  74. Stephanie Newell, West African Literatures: Ways of Reading (New York: Oxford University Press, 2006), 199.
  75. Newell, West African Literatures, 196–199.
  76. Sedgwick, Epistemology of the Closet, 41.
  77. Peter Jackson, “Capitalism and Global Queering: National Markets, Parallels Among Sexual Cultures and Multiple Queer Modernities,” GLQ 13, no. 3 (2009): 359.
  78. Abouet and Oubrerie, The Secrets Come Out, 71.
  79. Ibid., 10.
  80. Meg Wesling, “Why Queer diaspora?” Feminist Review no. 90 (2008): 31.
  81. Abouet and Oubrerie, Love in Yop City, 334.
  82. Wesling, “Why Queer diaspora?” 32.
  83. Abouet and Oubrerie, Love in Yop City, 335.
  84. Lancaster, “Book Review: Aya,” 943.
andré m. carrington

andré m. carrington
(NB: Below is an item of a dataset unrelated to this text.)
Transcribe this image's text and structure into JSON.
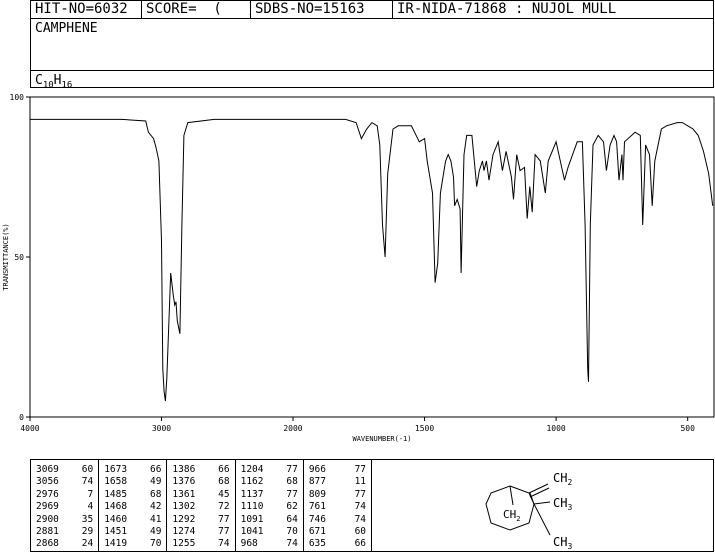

andré carrington is currently Assistant Professor of English at Drexel University and co-founder of the Queers & Comics biennial conference. His first book, Speculative Blackness: The Future of Race in Science Fiction, interrogates the cultural politics of race in the fantastic genres and their fan cultures. He has also contributed to the Eisner Award-winning anthology The Blacker the Ink: Constructions of Blackness in Comics and Sequential Art.